We're talking about Jindal's fateful decision in 2008 to support the demagogic idea of rolling back the state income tax brackets that were the underpinning of the Stelly Plan. The Stelly Plan was named for then-state Rep. Vic Stelly of Lake Charles, who proposed the radically sane notion of lowering sales taxes on groceries and utility bills, and instead raising state income taxes. Sales taxes are regressive and disproportionately affect the poor, while income taxes are progressive and can be deducted on federal income tax returns. Over time, income taxes better reflect economic growth and thus constitute a more reliable revenue stream than sales taxes. The Stelly Plan made so much sense that Louisiana voters adopted it as a constitutional amendment in 2002, with the support of then-Gov. Mike Foster, a conservative Republican.
The next governor and the next Legislature will inherit a fiscal train wreck.
Unfortunately, some of the Stelly Plan's provisions were scaled back under Democratic Gov. Kathleen Blanco in 2007. She and the lawmakers who served with her must own that mistake. Jindal — who initially opposed repealing Stelly for precisely the reasons that have come to tragic fruition — caved to political pressure in May 2008 (his first legislative session as governor) and ever since has claimed the "tax cut" as if it were his idea. It wasn't, but he does own the consequences of that bad decision. The $300 million in state revenue that he tossed aside in 2008 surely is much larger now. Meanwhile, the billions that Louisiana gives in "incentives" to businesses and spends on NGOs (non-governmental organizations) have added to a problem that this year grew to $1.6 billion.
It will take weeks if not months to fully unravel what lawmakers did in the final moments of the annual legislative session last week, but this much is certain: The next governor and the next Legislature will inherit a fiscal train wreck. Each of the four leading candidates for governor promises to call a special legislative session immediately upon taking office to deal with the Jindal legacy, which by all accounts will be a colossal mess. Between now and the statewide open primary on Oct. 24, candidates for governor and the Legislature should tell voters the truth and offer specific solutions, not platitudes. We suggest some form of the Stelly Plan should be on the table.
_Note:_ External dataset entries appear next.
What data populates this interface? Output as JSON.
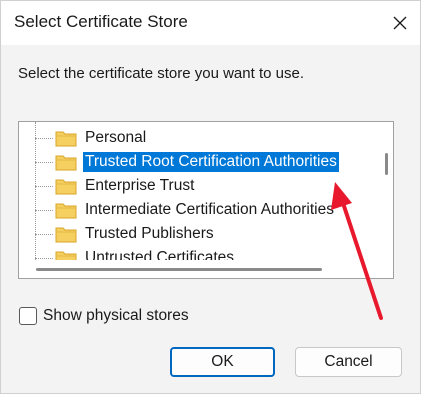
{
  "window": {
    "title": "Select Certificate Store",
    "close_icon": "close-icon"
  },
  "instruction": "Select the certificate store you want to use.",
  "tree": {
    "items": [
      {
        "label": "Personal",
        "selected": false
      },
      {
        "label": "Trusted Root Certification Authorities",
        "selected": true
      },
      {
        "label": "Enterprise Trust",
        "selected": false
      },
      {
        "label": "Intermediate Certification Authorities",
        "selected": false
      },
      {
        "label": "Trusted Publishers",
        "selected": false
      },
      {
        "label": "Untrusted Certificates",
        "selected": false
      }
    ]
  },
  "checkbox": {
    "label": "Show physical stores",
    "checked": false
  },
  "buttons": {
    "ok": "OK",
    "cancel": "Cancel"
  },
  "colors": {
    "selection": "#0078d7",
    "annotation_arrow": "#e8192c",
    "default_button_border": "#0067c0"
  }
}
Jindal, meanwhile, can take solace in the fact that he remains mired at 1 percent or less in every presidential preference poll of Republican voters — both nationally and in the early primary states. If he were at all relevant to the 2016 conversation, he would have to explain the mess he's leaving behind in Louisiana.